**ENTRIES PROVIDED:**

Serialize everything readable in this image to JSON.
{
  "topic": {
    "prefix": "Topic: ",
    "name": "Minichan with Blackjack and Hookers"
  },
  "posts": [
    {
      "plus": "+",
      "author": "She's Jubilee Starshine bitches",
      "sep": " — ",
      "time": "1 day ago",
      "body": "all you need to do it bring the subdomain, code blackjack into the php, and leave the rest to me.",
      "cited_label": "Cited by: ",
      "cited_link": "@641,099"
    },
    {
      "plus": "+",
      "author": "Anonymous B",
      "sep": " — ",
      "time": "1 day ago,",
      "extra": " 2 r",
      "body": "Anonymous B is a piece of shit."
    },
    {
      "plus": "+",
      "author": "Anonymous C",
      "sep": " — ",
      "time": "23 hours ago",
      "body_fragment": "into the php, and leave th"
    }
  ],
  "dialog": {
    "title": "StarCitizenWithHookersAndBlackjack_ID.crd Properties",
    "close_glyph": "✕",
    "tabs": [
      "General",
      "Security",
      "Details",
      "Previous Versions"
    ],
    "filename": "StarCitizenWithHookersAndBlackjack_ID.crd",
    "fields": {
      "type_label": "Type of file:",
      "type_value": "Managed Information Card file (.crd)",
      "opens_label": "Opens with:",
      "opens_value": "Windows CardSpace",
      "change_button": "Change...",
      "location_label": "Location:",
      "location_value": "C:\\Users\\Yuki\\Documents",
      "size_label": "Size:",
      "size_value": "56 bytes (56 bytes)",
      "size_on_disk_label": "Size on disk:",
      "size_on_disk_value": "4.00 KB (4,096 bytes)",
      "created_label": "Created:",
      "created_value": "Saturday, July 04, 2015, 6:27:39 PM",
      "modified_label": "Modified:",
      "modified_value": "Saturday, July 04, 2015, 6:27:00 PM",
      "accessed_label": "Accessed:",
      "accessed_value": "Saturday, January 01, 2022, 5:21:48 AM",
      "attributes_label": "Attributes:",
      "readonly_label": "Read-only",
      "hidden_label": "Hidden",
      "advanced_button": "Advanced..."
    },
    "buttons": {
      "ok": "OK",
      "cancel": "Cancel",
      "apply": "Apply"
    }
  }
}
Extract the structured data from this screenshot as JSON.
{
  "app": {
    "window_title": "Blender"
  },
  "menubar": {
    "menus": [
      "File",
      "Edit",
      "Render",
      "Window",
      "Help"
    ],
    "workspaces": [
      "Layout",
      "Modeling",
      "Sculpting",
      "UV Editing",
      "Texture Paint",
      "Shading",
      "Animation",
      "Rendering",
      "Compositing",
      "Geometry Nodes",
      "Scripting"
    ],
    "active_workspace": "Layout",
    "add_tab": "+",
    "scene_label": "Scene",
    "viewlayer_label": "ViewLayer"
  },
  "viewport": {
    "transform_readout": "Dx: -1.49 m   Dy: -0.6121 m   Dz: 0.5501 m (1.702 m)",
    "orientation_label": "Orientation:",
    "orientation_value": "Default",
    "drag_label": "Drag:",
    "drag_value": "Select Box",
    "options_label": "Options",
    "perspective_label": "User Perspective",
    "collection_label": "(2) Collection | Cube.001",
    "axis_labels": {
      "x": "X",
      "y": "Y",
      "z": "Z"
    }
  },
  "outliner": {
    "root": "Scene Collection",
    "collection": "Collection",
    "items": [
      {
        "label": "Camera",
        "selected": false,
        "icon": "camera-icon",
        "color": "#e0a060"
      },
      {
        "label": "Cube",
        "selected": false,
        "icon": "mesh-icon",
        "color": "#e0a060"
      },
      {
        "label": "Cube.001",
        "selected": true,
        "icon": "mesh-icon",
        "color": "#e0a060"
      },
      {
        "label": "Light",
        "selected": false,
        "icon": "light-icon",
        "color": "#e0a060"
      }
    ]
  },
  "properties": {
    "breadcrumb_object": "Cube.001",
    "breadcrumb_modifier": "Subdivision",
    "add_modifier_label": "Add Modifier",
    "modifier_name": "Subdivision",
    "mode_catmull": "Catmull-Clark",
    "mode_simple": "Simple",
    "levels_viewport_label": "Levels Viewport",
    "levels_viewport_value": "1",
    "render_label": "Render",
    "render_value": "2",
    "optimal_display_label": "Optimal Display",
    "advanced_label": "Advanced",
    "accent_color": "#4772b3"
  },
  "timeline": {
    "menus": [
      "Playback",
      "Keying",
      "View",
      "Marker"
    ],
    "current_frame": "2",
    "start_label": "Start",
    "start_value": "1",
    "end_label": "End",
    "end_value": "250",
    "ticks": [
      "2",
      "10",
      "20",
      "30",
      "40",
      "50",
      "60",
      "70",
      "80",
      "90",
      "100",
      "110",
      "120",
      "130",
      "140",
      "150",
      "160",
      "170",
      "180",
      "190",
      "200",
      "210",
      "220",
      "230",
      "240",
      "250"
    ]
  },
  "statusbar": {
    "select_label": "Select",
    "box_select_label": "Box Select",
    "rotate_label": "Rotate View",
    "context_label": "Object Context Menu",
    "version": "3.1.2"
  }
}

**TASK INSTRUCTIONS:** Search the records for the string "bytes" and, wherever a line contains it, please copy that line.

**RESPONSE TO THIS TASK:**
      "size_value": "56 bytes (56 bytes)",
      "size_on_disk_value": "4.00 KB (4,096 bytes)",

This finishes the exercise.